|This picture titled "Motherhood" by Le Minh Ngoc from the central province of Binh Thuan captures the poignant moment of a mother bird and her fledgings. This picture has won first prize in a photo contest on the theme "Biodiversity in Viet Nam" held by the Ministry of Natural Resources and Environment to celebrate International Biodiversity Day.
HA NOI (VNS)— Viet Nam has identified conserving biodiversity as one of the fundamental tasks in its environmental protection efforts and would push harder on that particular area.
Among the concrete actions the country would be taking include refining the legal framework, strengthening law enforcement capacity and consolidating links between domestic and international conservation efforts.
These remarks were delivered by Deputy Minister of Natural Resources and Environment Bui Cach Tuyen.
He was speaking to more than 400 attendees including government officials, civil society representatives and students at a ceremony to celebrate International Day for Biological Diversity held in Ha Noi yesterday.
Tuyen said Viet Nam had made a strong commitment to conserving biodiversity. The country developed the first Biodiversity Action Plan in 1995 and adopted the Biodiversity Law in 2008.
It was going to set in motion the national strategy on biodiversity by 2020 with a vision to 2030 soon.
He said its commitment went beyond borders because Viet Nam had signed a number of international conventions, notably the Convention on Biological Diversity and the Convention on International Trade in Endangered Species of Wild Fauna and Flora.
"In the future, the commitment will be even higher. The recently-ratified Party Central Committee Resolution - one of the most important political documents in this country that sets the agenda for environmental protection activities - puts strong emphasis on the task of conserving biodiversity," Tuyen said.
The United Nations in Viet Nam noted that the ceremony was a good chance to remind the public that Viet Nam's biodiversity, while among the world's richest, was still under stress and even declining due largely to illegal and unsustainable exploitation. The country's vulnerability to climate change increased the risk even further, it stressed.

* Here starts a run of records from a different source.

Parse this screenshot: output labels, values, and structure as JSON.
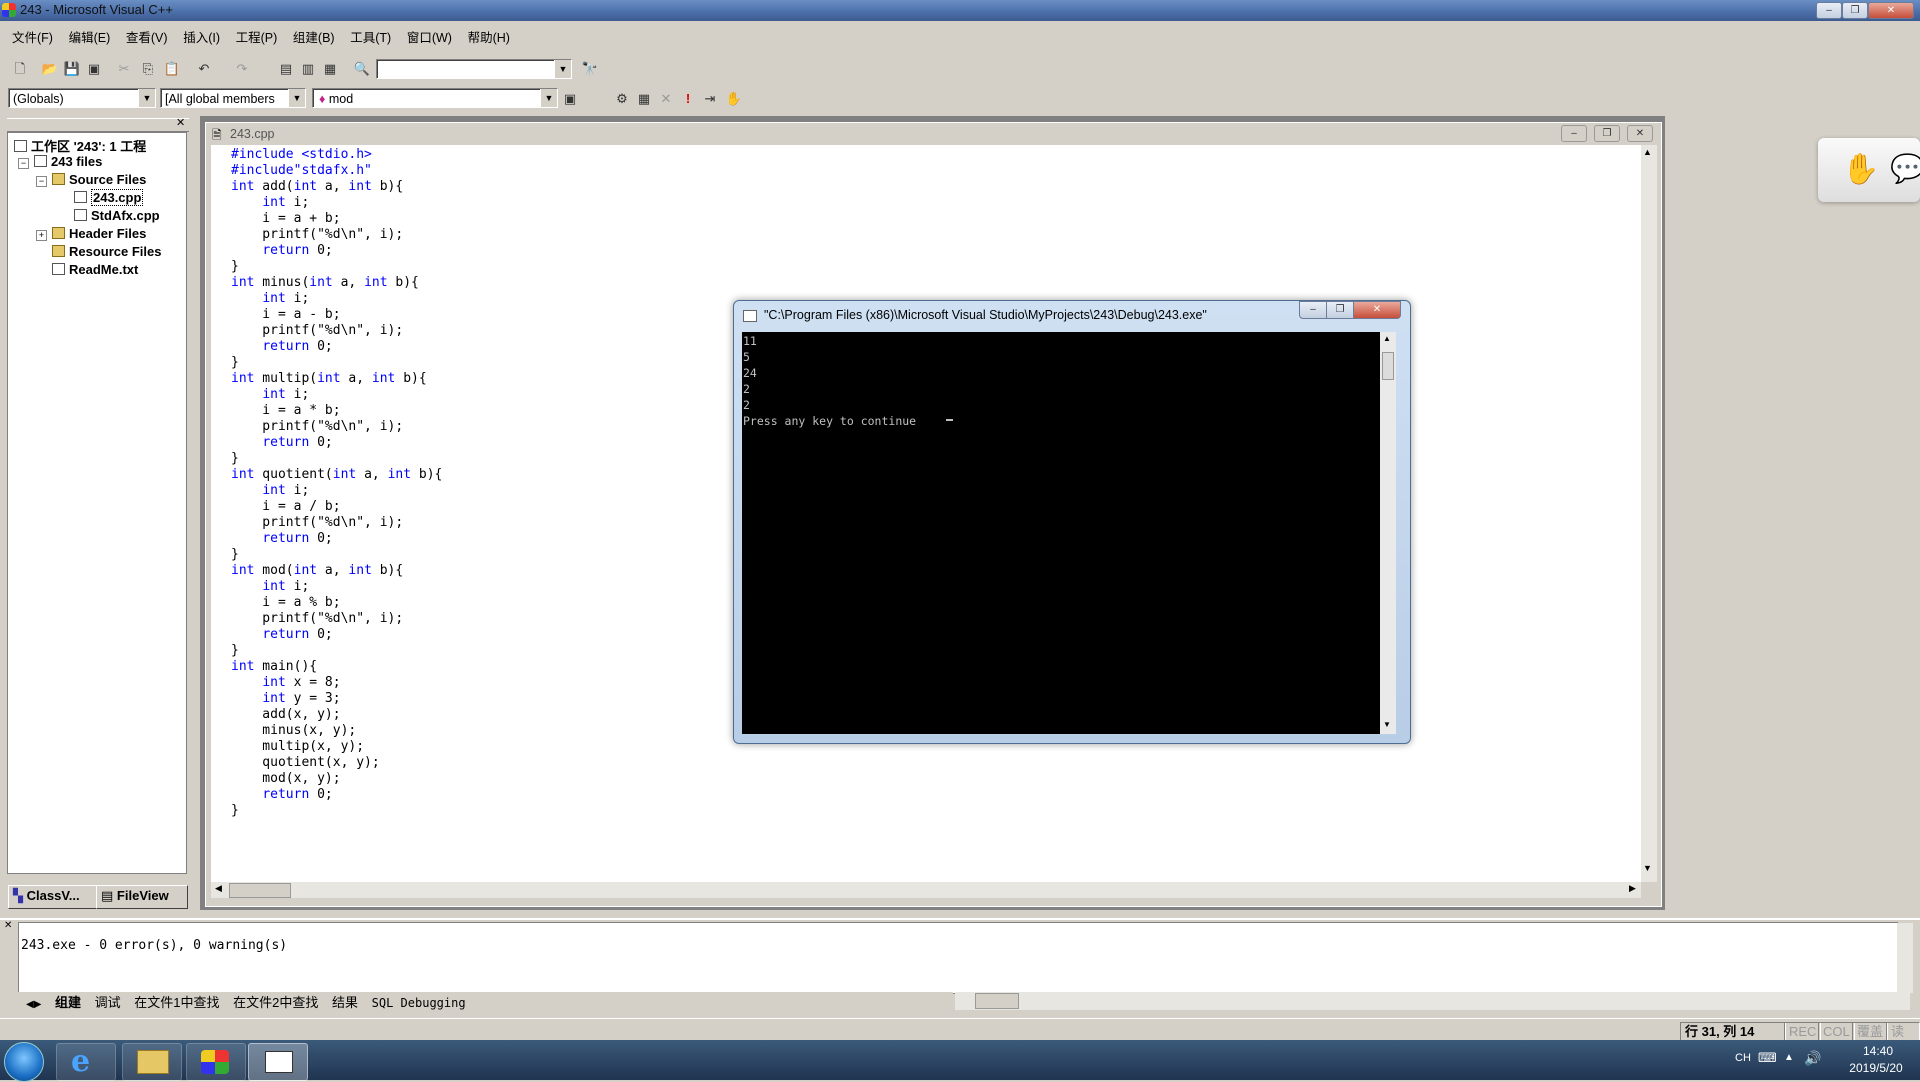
{
  "window": {
    "title": "243 - Microsoft Visual C++"
  },
  "menu": [
    "文件(F)",
    "编辑(E)",
    "查看(V)",
    "插入(I)",
    "工程(P)",
    "组建(B)",
    "工具(T)",
    "窗口(W)",
    "帮助(H)"
  ],
  "toolbar": {
    "scope_combo": "(Globals)",
    "members_combo": "[All global members",
    "function_combo": "mod",
    "find_combo": ""
  },
  "workspace": {
    "title": "工作区 '243': 1 工程",
    "project": "243 files",
    "source_files": "Source Files",
    "files": [
      "243.cpp",
      "StdAfx.cpp"
    ],
    "header_files": "Header Files",
    "resource_files": "Resource Files",
    "readme": "ReadMe.txt",
    "tabs": [
      "ClassV...",
      "FileView"
    ]
  },
  "editor": {
    "title": "243.cpp",
    "code": [
      [
        "#include <stdio.h>",
        ""
      ],
      [
        "#include\"stdafx.h\"",
        ""
      ],
      [
        "int",
        " add(",
        "int",
        " a, ",
        "int",
        " b){"
      ],
      [
        "    ",
        "int",
        " i;"
      ],
      [
        "    i = a + b;"
      ],
      [
        "    printf(\"%d\\n\", i);"
      ],
      [
        "    ",
        "return",
        " 0;"
      ],
      [
        "}"
      ],
      [
        "int",
        " minus(",
        "int",
        " a, ",
        "int",
        " b){"
      ],
      [
        "    ",
        "int",
        " i;"
      ],
      [
        "    i = a - b;"
      ],
      [
        "    printf(\"%d\\n\", i);"
      ],
      [
        "    ",
        "return",
        " 0;"
      ],
      [
        "}"
      ],
      [
        "int",
        " multip(",
        "int",
        " a, ",
        "int",
        " b){"
      ],
      [
        "    ",
        "int",
        " i;"
      ],
      [
        "    i = a * b;"
      ],
      [
        "    printf(\"%d\\n\", i);"
      ],
      [
        "    ",
        "return",
        " 0;"
      ],
      [
        "}"
      ],
      [
        "int",
        " quotient(",
        "int",
        " a, ",
        "int",
        " b){"
      ],
      [
        "    ",
        "int",
        " i;"
      ],
      [
        "    i = a / b;"
      ],
      [
        "    printf(\"%d\\n\", i);"
      ],
      [
        "    ",
        "return",
        " 0;"
      ],
      [
        "}"
      ],
      [
        "int",
        " mod(",
        "int",
        " a, ",
        "int",
        " b){"
      ],
      [
        "    ",
        "int",
        " i;"
      ],
      [
        "    i = a % b;"
      ],
      [
        "    printf(\"%d\\n\", i);"
      ],
      [
        "    ",
        "return",
        " 0;"
      ],
      [
        "}"
      ],
      [
        "int",
        " main(){"
      ],
      [
        "    ",
        "int",
        " x = 8;"
      ],
      [
        "    ",
        "int",
        " y = 3;"
      ],
      [
        "    add(x, y);"
      ],
      [
        "    minus(x, y);"
      ],
      [
        "    multip(x, y);"
      ],
      [
        "    quotient(x, y);"
      ],
      [
        "    mod(x, y);"
      ],
      [
        "    ",
        "return",
        " 0;"
      ],
      [
        "}"
      ]
    ]
  },
  "console": {
    "title": "\"C:\\Program Files (x86)\\Microsoft Visual Studio\\MyProjects\\243\\Debug\\243.exe\"",
    "output": "11\n5\n24\n2\n2\nPress any key to continue"
  },
  "output": {
    "text": "243.exe - 0 error(s), 0 warning(s)",
    "tabs": [
      "组建",
      "调试",
      "在文件1中查找",
      "在文件2中查找",
      "结果",
      "SQL Debugging"
    ]
  },
  "status": {
    "position": "行 31, 列 14",
    "rec": "REC",
    "col": "COL",
    "ovr": "覆盖",
    "read": "读取"
  },
  "taskbar": {
    "ime": "CH",
    "time": "14:40",
    "date": "2019/5/20"
  }
}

"If the current trend of biodiversity loss continues, Viet Nam will struggle to sustain its agriculture and fisheries - both essential to achieving Viet Nam's development targets," said Country Director of the UN Development Programme in Viet Nam Louise Chamberlain.
Chamberlain said the UNDP was working closely with Viet Nam to halt biodiversity losses, adding that biodiversity conservation and protected areas development was one of the top priorities of the UN in Viet Nam.
The UNDP is working with relevant agencies to develop a sustainable financing mechanism for protected areas in Viet Nam and to develop a project that will establish a sub-system of protected wetlands.
Viet Nam is acknowledged for its biodiversity, and is a prioritised nation for global conservation. In Viet Nam's terrestrial ecosystems, more than 13,200 floral species and about 10,000 faunal species have been identified. The tropical marine, with more than 20 typical ecosystems, is home to more than 11,000 sea creatures.
The International Day for Biological Diversity, which falls on May 22nd every year, is designated by the United Nations to raise awareness about the importance of biodiversity.
This year's theme "Water and Biodiversity" aims to recognise the strong links between water security and biodiversity conservation. — VNS